How is online learning different from brick and mortar learning? Willie Perkinson has some thoughts.
How Is Online Learning Different From Bricks And Mortar Learning
Have you wondered what’s different between online learning and learning in a brick and mortar institution?
In an article in Newsweek, Adam Epstein reported that “times have changed” when he visited the Atlanta-based online global retailer RocketHub. There, he wondered what’s different between online learning and brick and mortar learning, and why it’s different when it comes to student retention.
His summary of research included an examination of 200,000 ratings on several courses from 48 colleges and universities across eight states.
“You will go to a school and hope that the spirit of their institution carries over to their online offering,” he said. “You have to say, are there any reasons why offline institutions could be inferior to online, and do they lead to better outcomes?”
To help answer his questions, Mr. Epstein invited two professors, David Segal of Pitzer College and Nancy F. Hampton of Drew University, to speak at his Brookings Institution conference in Washington DC. The panel was called “Resuming Education and the Next Generation of Experts,” and it included three professors.
Mr. Epstein asked each faculty member to break each course they taught into 10 sections, and explained that his question was how they would break the course into 10 smaller units with each of these small groups.
According to the professors, Online courses have the following disadvantages:
They are a narrow focus, and there are only a small number of subjects that fit that model.
They don’t offer travel time away from home and the safety of living in an institution.
They have the drawback of personal contact without support from academic advisors.
They require adults to continue taking college courses in order to graduate and advance in their careers.
They lack relevant and tangible results (good grades, applied studies, references).
They are evaluated by other students who don’t live or study in the same room and don’t live in the same place.
They may have certain unique learning styles or strengths.
The professors said that their offer to offer these students the same quality of professor that would be offered in a physical school is an option, and it’s a great experience for students.
According to a study by Randy Weinberg and April Hedrick entitled “The Failure of Online Higher Education: Exploring Learning in the Virtual World,” about 9,700 students were offered online courses by 86 colleges and universities. The study included quality ratings on faculty, courses, average passing rates, and more.
It found, “The pervasive patterns described in the larger meta-analysis of student experiences in MOOCs and general online courses indicate the need for a more intentional effort to humanize the quality of online education.”
Dr. Hedrick noted, “We do not know what the full academic outcomes will be at the end of the engagement period. More than anything else, our work so far tells us there should be more space and a more authentic process for humanization of learning.”
Dr. Hedrick and Dr. Weinberg recommend that online learning create an environment where academic work is kept “safe” to focus on the “concentrated effort” of mastering the material. They emphasize that the goal of this process is to create learning outcomes that be critically and appropriately recognized by the community, not just the instructor.
Resources for an interactive campus visit
Are you a students at another school? Even if you aren’t a student, maybe you want to do some informational research?
If so, research as much as you can about the school, the campus, the campus staff, and your academic advisor and graduate advisors.

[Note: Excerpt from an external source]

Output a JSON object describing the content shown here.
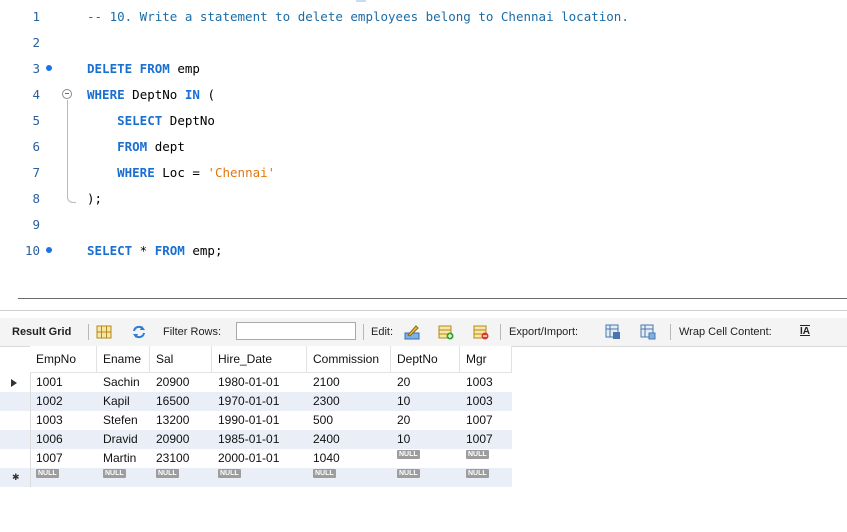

If the information you gather piques your interest, come visit with them in person. You can also reach out through your academic adviser or by calling the campus to schedule an appointment.
These websites may help you gain some knowledge about the school, and show you that you can find resources through them.
The websites below are a place where you can locate an incredible amount of free information and links you can use in your research on your campus:
A data perspective is also available through your data warehouse. You can download this report to a spreadsheet, and then share it.
Finally, if you’d like to provide a video in which you describe the vast difference between physical and online learning for younger students, please send it to me at email@example.com. I am working on a project called “Opportunities for Youth and Their Families in Economic Crisis” that is needed by educators who are interested in engaging youth and their families. If you provide your video with your video participant information, I will include it in the report.